Global reconstruction of the human metabolic network based on genomic and bibliomic data.

TitleGlobal reconstruction of the human metabolic network based on genomic and bibliomic data.
Publication TypeJournal Article
Year of Publication2007
AuthorsDuarte NC, Becker SA, Jamshidi N, Thiele I, Mo ML, Vo TD, Srivas R, Palsson BØ
JournalProc Natl Acad Sci U S A
Volume104
Issue6
Pagination1777-82
Date Published2007 Feb 6
ISSN0027-8424
KeywordsComputational Biology, Computer Simulation, Gastric Bypass, Gene Expression Profiling, Genome, Human, Humans, Metabolism, Muscle, Skeletal, Systems Biology
Abstract

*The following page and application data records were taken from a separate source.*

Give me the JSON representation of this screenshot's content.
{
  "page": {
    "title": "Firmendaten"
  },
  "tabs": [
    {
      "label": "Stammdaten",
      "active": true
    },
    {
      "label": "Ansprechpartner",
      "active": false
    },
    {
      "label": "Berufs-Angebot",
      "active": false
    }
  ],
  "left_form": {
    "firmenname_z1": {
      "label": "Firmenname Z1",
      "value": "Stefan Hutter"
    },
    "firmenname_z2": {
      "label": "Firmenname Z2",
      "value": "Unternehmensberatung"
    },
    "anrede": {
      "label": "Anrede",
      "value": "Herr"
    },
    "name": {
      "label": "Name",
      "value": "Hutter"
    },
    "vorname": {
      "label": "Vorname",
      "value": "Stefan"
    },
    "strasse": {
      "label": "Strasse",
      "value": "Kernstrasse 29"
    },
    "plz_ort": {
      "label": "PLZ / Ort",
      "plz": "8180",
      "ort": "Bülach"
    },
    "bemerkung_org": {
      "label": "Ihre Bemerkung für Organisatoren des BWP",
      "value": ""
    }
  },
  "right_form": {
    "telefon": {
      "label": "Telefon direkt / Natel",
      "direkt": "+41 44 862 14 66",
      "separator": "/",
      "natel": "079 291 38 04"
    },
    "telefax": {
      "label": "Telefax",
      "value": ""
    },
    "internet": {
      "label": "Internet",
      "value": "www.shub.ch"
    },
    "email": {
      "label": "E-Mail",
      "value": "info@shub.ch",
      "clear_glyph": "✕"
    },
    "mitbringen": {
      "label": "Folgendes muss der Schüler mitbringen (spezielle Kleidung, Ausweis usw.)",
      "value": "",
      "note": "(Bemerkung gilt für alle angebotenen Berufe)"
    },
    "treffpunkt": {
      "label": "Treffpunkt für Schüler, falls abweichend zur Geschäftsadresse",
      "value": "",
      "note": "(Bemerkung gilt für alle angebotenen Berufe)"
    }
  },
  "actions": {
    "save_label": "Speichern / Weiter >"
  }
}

Metabolism is a vital cellular process, and its malfunction is a major contributor to human disease. Metabolic networks are complex and highly interconnected, and thus systems-level computational approaches are required to elucidate and understand metabolic genotype-phenotype relationships. We have manually reconstructed the global human metabolic network based on Build 35 of the genome annotation and a comprehensive evaluation of >50 years of legacy data (i.e., bibliomic data). Herein we describe the reconstruction process and demonstrate how the resulting genome-scale (or global) network can be used (i) for the discovery of missing information, (ii) for the formulation of an in silico model, and (iii) as a structured context for analyzing high-throughput biological data sets. Our comprehensive evaluation of the literature revealed many gaps in the current understanding of human metabolism that require future experimental investigation. Mathematical analysis of network structure elucidated the implications of intracellular compartmentalization and the potential use of correlated reaction sets for alternative drug target identification. Integrated analysis of high-throughput data sets within the context of the reconstruction enabled a global assessment of functional metabolic states. These results highlight some of the applications enabled by the reconstructed human metabolic network. The establishment of this network represents an important step toward genome-scale human systems biology.

DOI10.1073/pnas.0610772104
PubMed URLhttp://www.ncbi.nlm.nih.gov/pubmed/17267599?dopt=Abstract
PMCPMC1794290
Alternate JournalProc. Natl. Acad. Sci. U.S.A.
PubMed ID17267599